Each entry should be repeated exactly. Its pictures should not be.

□ □ □

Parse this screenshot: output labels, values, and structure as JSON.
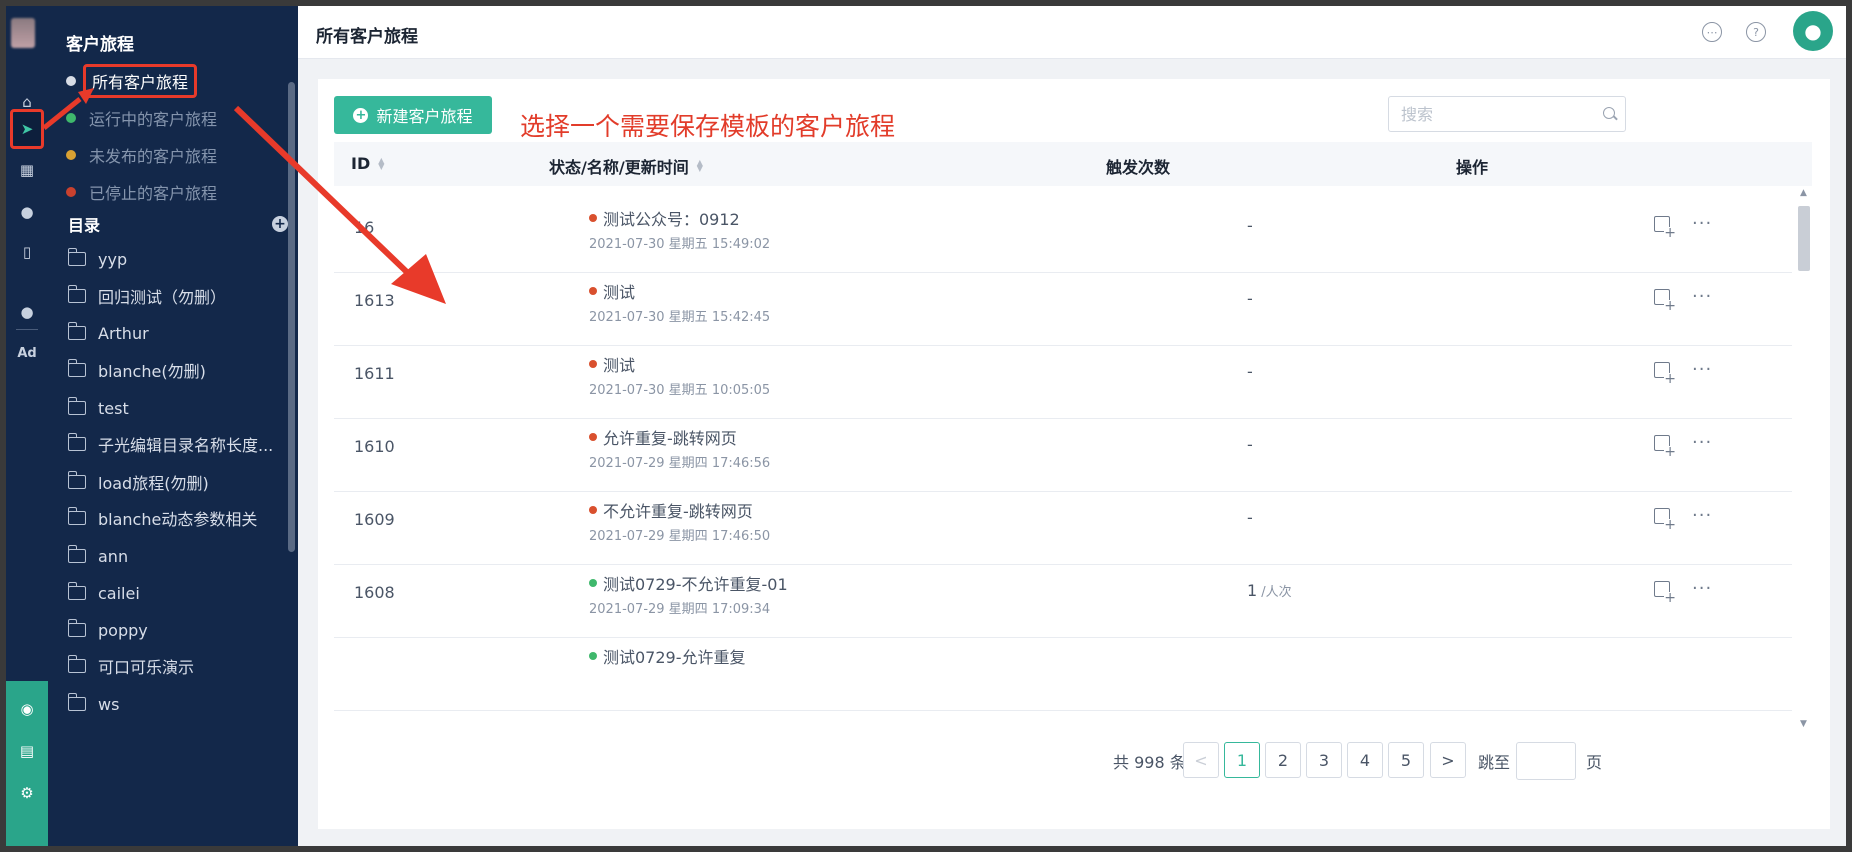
{
  "nav": {
    "title": "客户旅程",
    "status_items": [
      {
        "label": "所有客户旅程",
        "dot_color": "#d8dde6",
        "active": true
      },
      {
        "label": "运行中的客户旅程",
        "dot_color": "#3fb86c",
        "active": false
      },
      {
        "label": "未发布的客户旅程",
        "dot_color": "#d9a133",
        "active": false
      },
      {
        "label": "已停止的客户旅程",
        "dot_color": "#c9412e",
        "active": false
      }
    ],
    "section_label": "目录",
    "folders": [
      "yyp",
      "回归测试（勿删）",
      "Arthur",
      "blanche(勿删)",
      "test",
      "子光编辑目录名称长度...",
      "load旅程(勿删)",
      "blanche动态参数相关",
      "ann",
      "cailei",
      "poppy",
      "可口可乐演示",
      "ws"
    ]
  },
  "header": {
    "title": "所有客户旅程"
  },
  "toolbar": {
    "new_button_label": "新建客户旅程",
    "annotation": "选择一个需要保存模板的客户旅程",
    "search_placeholder": "搜索"
  },
  "table": {
    "columns": {
      "id": "ID",
      "status_name_time": "状态/名称/更新时间",
      "trigger_count": "触发次数",
      "actions": "操作"
    },
    "rows": [
      {
        "id": "16",
        "name": "测试公众号：0912",
        "status_color": "#d9502e",
        "time": "2021-07-30 星期五 15:49:02",
        "trigger": "-",
        "unit": ""
      },
      {
        "id": "1613",
        "name": "测试",
        "status_color": "#d9502e",
        "time": "2021-07-30 星期五 15:42:45",
        "trigger": "-",
        "unit": ""
      },
      {
        "id": "1611",
        "name": "测试",
        "status_color": "#d9502e",
        "time": "2021-07-30 星期五 10:05:05",
        "trigger": "-",
        "unit": ""
      },
      {
        "id": "1610",
        "name": "允许重复-跳转网页",
        "status_color": "#d9502e",
        "time": "2021-07-29 星期四 17:46:56",
        "trigger": "-",
        "unit": ""
      },
      {
        "id": "1609",
        "name": "不允许重复-跳转网页",
        "status_color": "#d9502e",
        "time": "2021-07-29 星期四 17:46:50",
        "trigger": "-",
        "unit": ""
      },
      {
        "id": "1608",
        "name": "测试0729-不允许重复-01",
        "status_color": "#3fb86c",
        "time": "2021-07-29 星期四 17:09:34",
        "trigger": "1",
        "unit": "/人次"
      },
      {
        "id": "",
        "name": "测试0729-允许重复",
        "status_color": "#3fb86c",
        "time": "",
        "trigger": "",
        "unit": ""
      }
    ]
  },
  "pagination": {
    "total_text": "共 998 条",
    "prev": "<",
    "pages": [
      "1",
      "2",
      "3",
      "4",
      "5"
    ],
    "current": "1",
    "next": ">",
    "jump_label": "跳至",
    "page_suffix": "页"
  },
  "icons": {
    "rail": [
      "home-icon",
      "send-icon",
      "layout-icon",
      "user-icon",
      "bar-chart-icon",
      "wechat-icon",
      "ad-icon",
      "radar-icon",
      "server-icon",
      "settings-icon"
    ],
    "header": [
      "chat-icon",
      "help-icon",
      "user-avatar-icon"
    ]
  },
  "colors": {
    "accent": "#36b89b",
    "sidebar": "#13284a",
    "annotation_red": "#e23c2a"
  }
}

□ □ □

Response area -
Parse this screenshot: output labels, values, and structure as JSON.
{
  "nav": {
    "title": "客户旅程",
    "status_items": [
      {
        "label": "所有客户旅程",
        "dot_color": "#d8dde6",
        "active": true
      },
      {
        "label": "运行中的客户旅程",
        "dot_color": "#3fb86c",
        "active": false
      },
      {
        "label": "未发布的客户旅程",
        "dot_color": "#d9a133",
        "active": false
      },
      {
        "label": "已停止的客户旅程",
        "dot_color": "#c9412e",
        "active": false
      }
    ],
    "section_label": "目录",
    "folders": [
      "yyp",
      "回归测试（勿删）",
      "Arthur",
      "blanche(勿删)",
      "test",
      "子光编辑目录名称长度...",
      "load旅程(勿删)",
      "blanche动态参数相关",
      "ann",
      "cailei",
      "poppy",
      "可口可乐演示",
      "ws"
    ]
  },
  "header": {
    "title": "所有客户旅程"
  },
  "toolbar": {
    "new_button_label": "新建客户旅程",
    "annotation": "选择一个需要保存模板的客户旅程",
    "search_placeholder": "搜索"
  },
  "table": {
    "columns": {
      "id": "ID",
      "status_name_time": "状态/名称/更新时间",
      "trigger_count": "触发次数",
      "actions": "操作"
    },
    "rows": [
      {
        "id": "16",
        "name": "测试公众号：0912",
        "status_color": "#d9502e",
        "time": "2021-07-30 星期五 15:49:02",
        "trigger": "-",
        "unit": ""
      },
      {
        "id": "1613",
        "name": "测试",
        "status_color": "#d9502e",
        "time": "2021-07-30 星期五 15:42:45",
        "trigger": "-",
        "unit": ""
      },
      {
        "id": "1611",
        "name": "测试",
        "status_color": "#d9502e",
        "time": "2021-07-30 星期五 10:05:05",
        "trigger": "-",
        "unit": ""
      },
      {
        "id": "1610",
        "name": "允许重复-跳转网页",
        "status_color": "#d9502e",
        "time": "2021-07-29 星期四 17:46:56",
        "trigger": "-",
        "unit": ""
      },
      {
        "id": "1609",
        "name": "不允许重复-跳转网页",
        "status_color": "#d9502e",
        "time": "2021-07-29 星期四 17:46:50",
        "trigger": "-",
        "unit": ""
      },
      {
        "id": "1608",
        "name": "测试0729-不允许重复-01",
        "status_color": "#3fb86c",
        "time": "2021-07-29 星期四 17:09:34",
        "trigger": "1",
        "unit": "/人次"
      },
      {
        "id": "",
        "name": "测试0729-允许重复",
        "status_color": "#3fb86c",
        "time": "",
        "trigger": "",
        "unit": ""
      }
    ]
  },
  "pagination": {
    "total_text": "共 998 条",
    "prev": "<",
    "pages": [
      "1",
      "2",
      "3",
      "4",
      "5"
    ],
    "current": "1",
    "next": ">",
    "jump_label": "跳至",
    "page_suffix": "页"
  },
  "icons": {
    "rail": [
      "home-icon",
      "send-icon",
      "layout-icon",
      "user-icon",
      "bar-chart-icon",
      "wechat-icon",
      "ad-icon",
      "radar-icon",
      "server-icon",
      "settings-icon"
    ],
    "header": [
      "chat-icon",
      "help-icon",
      "user-avatar-icon"
    ]
  },
  "colors": {
    "accent": "#36b89b",
    "sidebar": "#13284a",
    "annotation_red": "#e23c2a"
  }
}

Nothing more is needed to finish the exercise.